Chris Kattan was reportedly rushed to a hospital, after he was diagnosed with Streptococcus Pneumoniae, on Sunday, December 4. The comedy icon, 52, reportedly had to undergo emergency surgery, because it was a severe form of pneumonia, according to TMZ. It seems as though the surgery was a success, and he’ll be released from the hospital soon.
Sources told the outlet that Chris will likely be released from the hospital on Friday, assuming that his health continues to improve. Unfortunately for the Night at the Roxbury star, he was scheduled to perform two standup comedy shows at The Market in Valparaiso, Indiana on Friday, December 9, but the shows (as well as some other engagements) will be postponed to give him time to recover. Hopefully, he’ll be back on the road, making people laugh soon!
Chris has not addressed the hospitalization on his social media, which he often uses to promote his YouTube sketch comedy show Hey Kattan. The Saturday Night Live alum’s most recent Instagram post was promoting a skit, where he played a life-size “Elf-on-a-Shelf.”
The pneumonia surgery isn’t the first medical issue that Kattan has addressed publicly. Back in his SNL days, he broke his neck attempting a stunt, and it wasn’t until two days later that a doctor told him that he’d sustained the terrifying injury, which he received multiple surgeries for. “The doctor said I’d been so close to almost being paralyzed for the rest of my life [before the second surgery],” he told People in a 2017 interview. “The rehabilitation process was really serious this time. I mean, the doctor put bolts in my back.”

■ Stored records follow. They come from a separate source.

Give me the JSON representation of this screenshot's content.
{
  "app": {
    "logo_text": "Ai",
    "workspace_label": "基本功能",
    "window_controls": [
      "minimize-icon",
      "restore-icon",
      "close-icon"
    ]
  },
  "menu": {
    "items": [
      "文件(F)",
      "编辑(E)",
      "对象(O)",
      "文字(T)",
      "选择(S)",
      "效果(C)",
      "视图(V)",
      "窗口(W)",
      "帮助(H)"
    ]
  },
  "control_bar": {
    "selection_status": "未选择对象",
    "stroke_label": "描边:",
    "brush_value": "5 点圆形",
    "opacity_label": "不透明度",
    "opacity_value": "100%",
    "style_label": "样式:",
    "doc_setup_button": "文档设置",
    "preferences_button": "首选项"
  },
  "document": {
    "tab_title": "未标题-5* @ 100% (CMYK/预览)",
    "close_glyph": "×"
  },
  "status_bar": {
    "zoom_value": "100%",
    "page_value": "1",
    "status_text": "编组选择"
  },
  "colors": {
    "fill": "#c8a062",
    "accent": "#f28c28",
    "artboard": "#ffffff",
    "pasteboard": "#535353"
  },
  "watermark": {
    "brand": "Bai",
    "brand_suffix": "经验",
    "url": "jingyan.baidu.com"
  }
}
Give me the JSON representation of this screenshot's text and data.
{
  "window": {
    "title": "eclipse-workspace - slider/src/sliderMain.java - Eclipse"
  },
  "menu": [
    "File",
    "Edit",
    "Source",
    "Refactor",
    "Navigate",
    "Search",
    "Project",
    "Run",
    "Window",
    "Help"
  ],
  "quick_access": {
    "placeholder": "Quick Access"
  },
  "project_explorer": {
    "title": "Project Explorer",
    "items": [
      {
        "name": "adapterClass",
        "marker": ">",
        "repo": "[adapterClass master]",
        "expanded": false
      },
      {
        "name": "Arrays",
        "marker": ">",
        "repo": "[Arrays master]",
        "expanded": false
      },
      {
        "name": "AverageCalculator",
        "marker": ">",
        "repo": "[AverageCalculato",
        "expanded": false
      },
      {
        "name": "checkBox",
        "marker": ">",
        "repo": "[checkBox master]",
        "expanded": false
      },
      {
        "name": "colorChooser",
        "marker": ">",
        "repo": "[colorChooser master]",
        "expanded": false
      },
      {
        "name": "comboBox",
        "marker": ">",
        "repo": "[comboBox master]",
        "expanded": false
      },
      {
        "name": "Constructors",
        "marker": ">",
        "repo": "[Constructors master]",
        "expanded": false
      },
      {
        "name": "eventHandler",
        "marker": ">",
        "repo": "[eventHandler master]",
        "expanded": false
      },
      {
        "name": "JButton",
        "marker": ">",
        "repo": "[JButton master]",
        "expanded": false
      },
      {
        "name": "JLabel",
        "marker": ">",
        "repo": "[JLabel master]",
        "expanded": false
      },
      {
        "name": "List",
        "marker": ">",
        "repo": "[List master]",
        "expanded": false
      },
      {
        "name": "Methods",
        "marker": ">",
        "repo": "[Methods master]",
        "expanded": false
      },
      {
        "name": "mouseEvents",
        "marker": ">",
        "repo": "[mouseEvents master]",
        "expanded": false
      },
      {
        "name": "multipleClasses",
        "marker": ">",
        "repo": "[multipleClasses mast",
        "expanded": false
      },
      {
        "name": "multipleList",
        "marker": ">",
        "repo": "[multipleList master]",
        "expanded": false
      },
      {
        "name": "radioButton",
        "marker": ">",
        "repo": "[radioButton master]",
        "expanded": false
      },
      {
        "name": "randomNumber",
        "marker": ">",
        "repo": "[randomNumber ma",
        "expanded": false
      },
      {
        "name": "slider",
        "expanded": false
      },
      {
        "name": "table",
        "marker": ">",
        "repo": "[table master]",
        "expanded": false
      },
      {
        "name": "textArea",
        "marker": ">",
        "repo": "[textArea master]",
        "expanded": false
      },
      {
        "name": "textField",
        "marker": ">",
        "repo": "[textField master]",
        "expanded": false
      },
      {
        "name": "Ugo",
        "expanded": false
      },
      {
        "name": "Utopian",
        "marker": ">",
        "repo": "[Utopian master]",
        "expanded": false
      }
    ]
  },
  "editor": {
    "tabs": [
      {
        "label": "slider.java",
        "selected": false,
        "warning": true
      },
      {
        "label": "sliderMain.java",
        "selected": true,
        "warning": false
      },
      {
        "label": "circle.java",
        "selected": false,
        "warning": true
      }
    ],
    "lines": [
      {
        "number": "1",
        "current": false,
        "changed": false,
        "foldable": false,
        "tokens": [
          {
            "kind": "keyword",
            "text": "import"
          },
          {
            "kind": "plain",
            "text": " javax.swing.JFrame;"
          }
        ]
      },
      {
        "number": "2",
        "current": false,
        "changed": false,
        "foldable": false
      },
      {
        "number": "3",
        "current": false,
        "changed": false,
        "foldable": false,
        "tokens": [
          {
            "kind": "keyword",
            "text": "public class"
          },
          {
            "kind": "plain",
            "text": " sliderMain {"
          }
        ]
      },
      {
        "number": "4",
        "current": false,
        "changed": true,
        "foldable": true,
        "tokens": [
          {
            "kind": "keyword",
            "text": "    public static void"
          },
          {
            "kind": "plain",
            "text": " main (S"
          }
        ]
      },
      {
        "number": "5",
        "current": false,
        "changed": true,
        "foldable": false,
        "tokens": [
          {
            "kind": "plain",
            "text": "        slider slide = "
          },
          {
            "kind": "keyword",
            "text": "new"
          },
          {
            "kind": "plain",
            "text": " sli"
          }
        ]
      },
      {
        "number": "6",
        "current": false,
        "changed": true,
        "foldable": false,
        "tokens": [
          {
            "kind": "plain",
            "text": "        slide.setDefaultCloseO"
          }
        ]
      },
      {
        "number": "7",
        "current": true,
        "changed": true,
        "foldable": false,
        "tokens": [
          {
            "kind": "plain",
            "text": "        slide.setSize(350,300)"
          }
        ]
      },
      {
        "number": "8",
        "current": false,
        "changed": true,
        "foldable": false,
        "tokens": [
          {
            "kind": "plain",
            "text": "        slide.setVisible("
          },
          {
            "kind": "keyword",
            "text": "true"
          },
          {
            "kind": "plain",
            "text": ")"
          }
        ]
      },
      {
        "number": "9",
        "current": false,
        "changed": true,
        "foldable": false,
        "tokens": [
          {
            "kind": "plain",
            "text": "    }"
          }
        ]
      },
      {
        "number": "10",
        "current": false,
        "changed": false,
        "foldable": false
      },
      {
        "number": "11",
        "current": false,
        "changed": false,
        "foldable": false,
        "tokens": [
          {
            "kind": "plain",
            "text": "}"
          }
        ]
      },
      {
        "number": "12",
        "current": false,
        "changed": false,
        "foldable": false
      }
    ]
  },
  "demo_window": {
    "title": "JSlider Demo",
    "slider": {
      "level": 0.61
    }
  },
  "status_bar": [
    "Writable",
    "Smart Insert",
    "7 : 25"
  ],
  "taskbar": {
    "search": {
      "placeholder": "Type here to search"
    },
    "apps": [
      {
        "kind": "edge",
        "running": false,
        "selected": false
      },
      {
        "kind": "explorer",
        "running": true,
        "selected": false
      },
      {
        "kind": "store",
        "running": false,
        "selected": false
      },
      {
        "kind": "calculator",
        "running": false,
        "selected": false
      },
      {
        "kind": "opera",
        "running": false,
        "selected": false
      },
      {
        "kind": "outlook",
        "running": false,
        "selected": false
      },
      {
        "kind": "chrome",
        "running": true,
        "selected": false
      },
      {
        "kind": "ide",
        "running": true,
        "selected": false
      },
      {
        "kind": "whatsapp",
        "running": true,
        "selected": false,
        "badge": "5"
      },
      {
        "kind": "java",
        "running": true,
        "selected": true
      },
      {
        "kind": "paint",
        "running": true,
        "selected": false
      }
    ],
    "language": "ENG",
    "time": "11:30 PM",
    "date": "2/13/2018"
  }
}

In the interview, he revealed that he was hesitant to tell anyone about his injury, fearing that it would affect his work. He said that after multiple surgeries and a DUI arrest, he decided to share his story while appearing on Dancing With The Stars, but he was still eliminated in the first round of season 24. “It really opened my eyes. I think this is going to be the last time I ever hide any kind of ailment or problem that I have,” he told People. “Living through that misery made me stronger.”